Another person from Ponoka wrote, “I am not opposed to a civil union for homosexuals, but churches should not be forced to marry them and they will be if this law is passed”.
A couple from the historic town of Rocky Mountain House wrote:
We seek the preservation of the current definition of marriage. Rights for all individuals in our society are already protected by existing legislation. Any further protection can easily be provided without any need to attempt to change the definition of marriage”.
Canadians want to have a say on legislation and we were hopeful when we learned that the Prime Minister promised to expand the mandate of the legislative committee studying Bill C-38, but there is a wrinkle. There is always a wrinkle when we are dealing with the Liberals. As usual, the promise is not all it is made out to be. I think that is something that the NDP is rapidly learning. So far the legislative committee does not have the authority to hear anything but technical evidence. According to the Standing Orders of the House of Commons, special legislative committees can hear witnesses only on technical matters and, as such, the committee itself has no jurisdiction to change its mandate.
I agree with my colleague from Provencher that the Liberal decision to refer Bill C-38 to such a legislative committee is part of a broader Liberal pattern to ignore the views of Canadians on the legislation.
The Liberals do not want Canadians to know that their government cannot adequately protect religious freedoms in federal legislation. It is troubling that the Liberal bill provides little in the way of assurances that religious freedoms will be protected if the legal definition of marriage is changed. It is bound to be challenged. We already saw some precedents just last week in a court decision when a judge said that the freedom of religion was not absolute.

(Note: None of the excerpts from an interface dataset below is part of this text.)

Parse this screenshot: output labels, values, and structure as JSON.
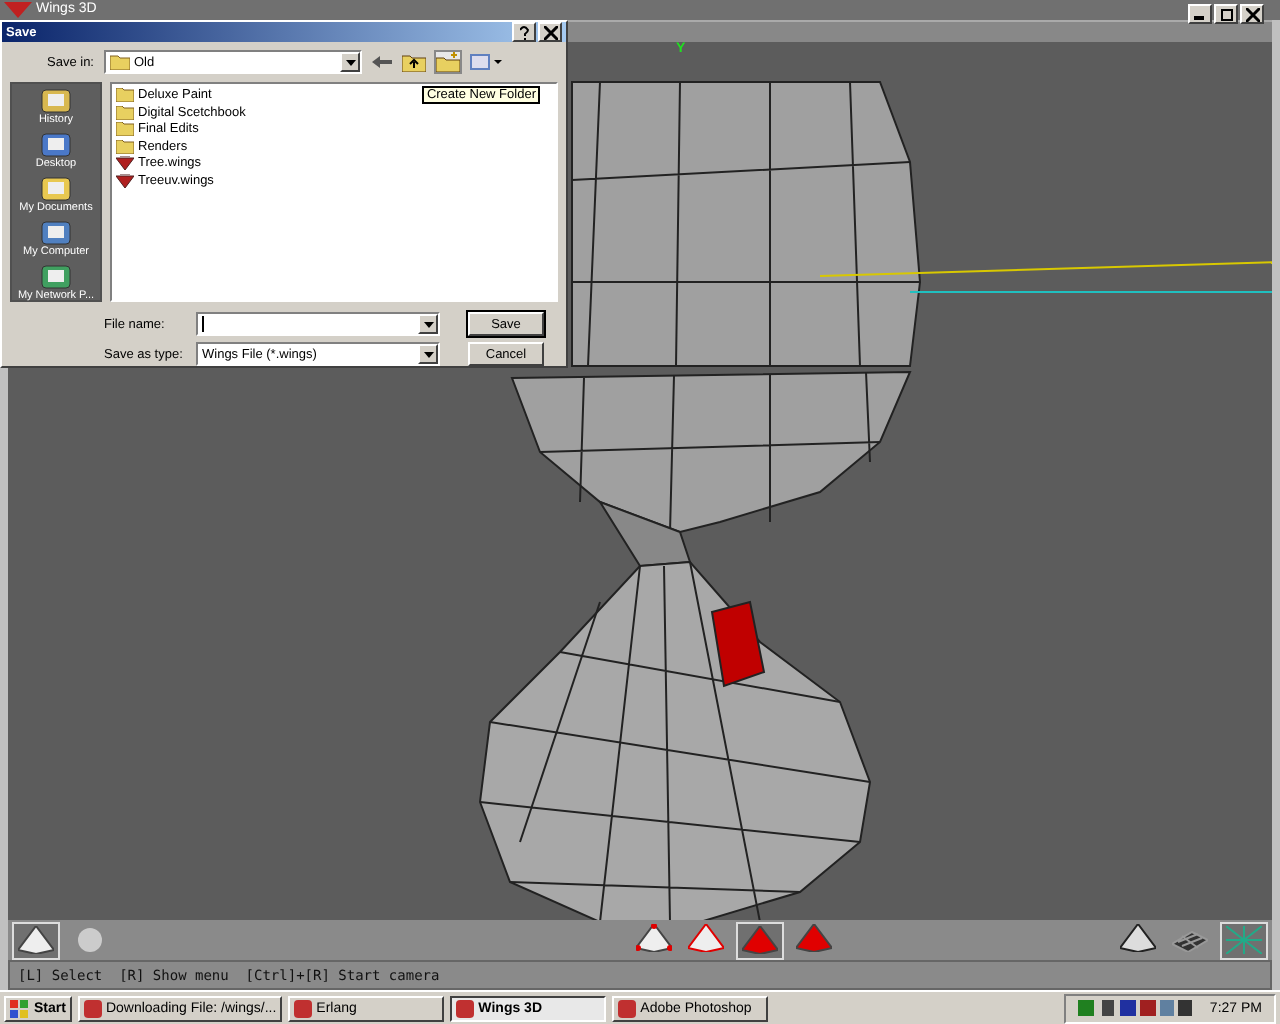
{
  "window": {
    "title": "Wings 3D"
  },
  "dialog": {
    "title": "Save",
    "save_in_label": "Save in:",
    "folder": "Old",
    "tooltip": "Create New Folder",
    "places": [
      {
        "label": "History",
        "kind": "history"
      },
      {
        "label": "Desktop",
        "kind": "desktop"
      },
      {
        "label": "My Documents",
        "kind": "documents"
      },
      {
        "label": "My Computer",
        "kind": "computer"
      },
      {
        "label": "My Network P...",
        "kind": "network"
      }
    ],
    "files": [
      {
        "name": "Deluxe Paint",
        "kind": "folder"
      },
      {
        "name": "Digital Scetchbook",
        "kind": "folder"
      },
      {
        "name": "Final Edits",
        "kind": "folder"
      },
      {
        "name": "Renders",
        "kind": "folder"
      },
      {
        "name": "Tree.wings",
        "kind": "wings"
      },
      {
        "name": "Treeuv.wings",
        "kind": "wings"
      }
    ],
    "file_name_label": "File name:",
    "save_as_type_label": "Save as type:",
    "save_as_type": "Wings File (*.wings)",
    "buttons": [
      "Save",
      "Cancel"
    ]
  },
  "viewport": {
    "axis_label": "Y"
  },
  "toolbar": {
    "left": [
      {
        "kind": "pyramid",
        "selected": true
      },
      {
        "kind": "smooth",
        "selected": false
      }
    ],
    "modes": [
      {
        "kind": "vertex",
        "selected": false
      },
      {
        "kind": "edge",
        "selected": false
      },
      {
        "kind": "face",
        "selected": true
      },
      {
        "kind": "body",
        "selected": false
      }
    ],
    "right": [
      {
        "kind": "pyramid",
        "selected": false
      },
      {
        "kind": "grid",
        "selected": false
      },
      {
        "kind": "axes",
        "selected": true
      }
    ]
  },
  "status_bar": "[L] Select  [R] Show menu  [Ctrl]+[R] Start camera",
  "taskbar": {
    "start": "Start",
    "tasks": [
      {
        "label": "Downloading File: /wings/...",
        "selected": false
      },
      {
        "label": "Erlang",
        "selected": false
      },
      {
        "label": "Wings 3D",
        "selected": true
      },
      {
        "label": "Adobe Photoshop",
        "selected": false
      }
    ],
    "clock": "7:27 PM"
  }
}
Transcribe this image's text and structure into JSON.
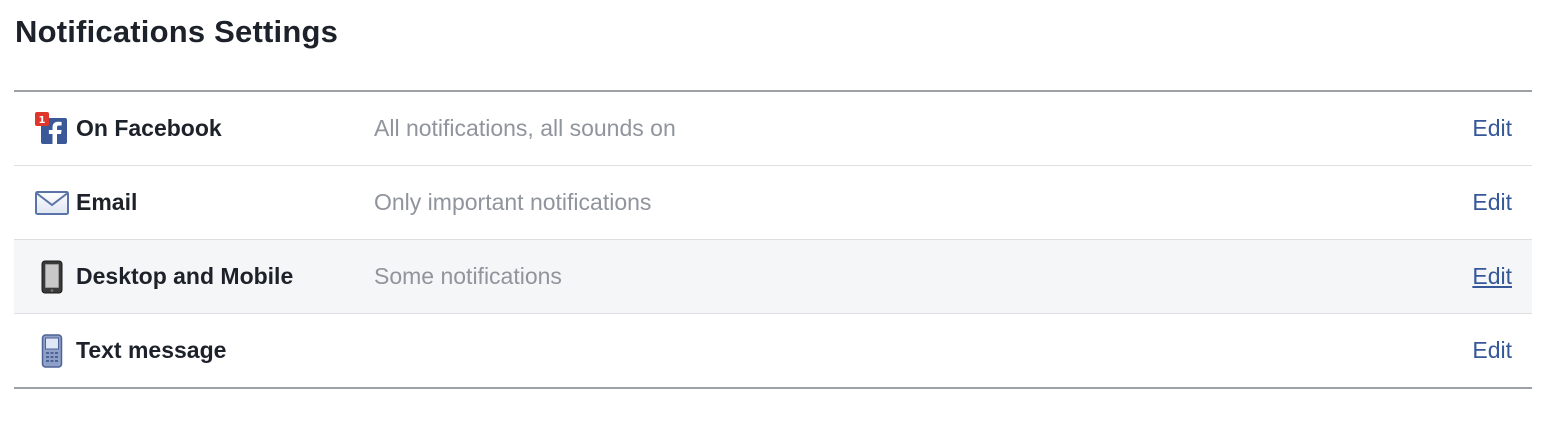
{
  "page": {
    "title": "Notifications Settings"
  },
  "colors": {
    "title": "#1d2129",
    "label": "#1d2129",
    "value": "#90949c",
    "link": "#365899",
    "hover_row_bg": "#f5f6f7",
    "border": "#9da0a5"
  },
  "rows": [
    {
      "icon": "facebook-notification-icon",
      "badge": "1",
      "label": "On Facebook",
      "value": "All notifications, all sounds on",
      "action": "Edit"
    },
    {
      "icon": "envelope-icon",
      "label": "Email",
      "value": "Only important notifications",
      "action": "Edit"
    },
    {
      "icon": "mobile-phone-icon",
      "label": "Desktop and Mobile",
      "value": "Some notifications",
      "action": "Edit",
      "hovered": true
    },
    {
      "icon": "text-message-phone-icon",
      "label": "Text message",
      "value": "",
      "action": "Edit"
    }
  ]
}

The Liberals try to assure the public that they will protect religious freedoms, but in reality, the solemnization of marriage is a provincial responsibility. Bill C-38 does not do what the government is promising Canadians it will do.
The problem is the Supreme Court has already ruled that this clause is beyond the federal government's authority because provinces are responsible for performing marriage ceremonies. There is only one clause that protects and it is not a good one. They are not provided any specific statutory protection of religious freedom in the areas of their own jurisdiction.
I know my time is running short and I want to get two more quotes in.
This quote is from Lang Michener and is a legal opinion. It states:
There is little doubt that, if passed, Bill C-38 will be used by provincial governments and others to override the rights of conscience and religion of ordinary Canadians. Public officials will in all likelihood lose their employment simply because of their conscientious convictions. It is our view that your constituents, including religious groups and the members of religious groups, will face expensive and ruinous lawsuits.
I would like to quote a Catholic organization leaflet that I saw the other day which sums this up nicely. It states:
As an institution, marriage has an enormous significance, and has existed for thousands of years. The word we use for this institution--marriage--is full of history, meaning and symbolism, and should be kept for this unique reality.
I oppose this bill at every stage.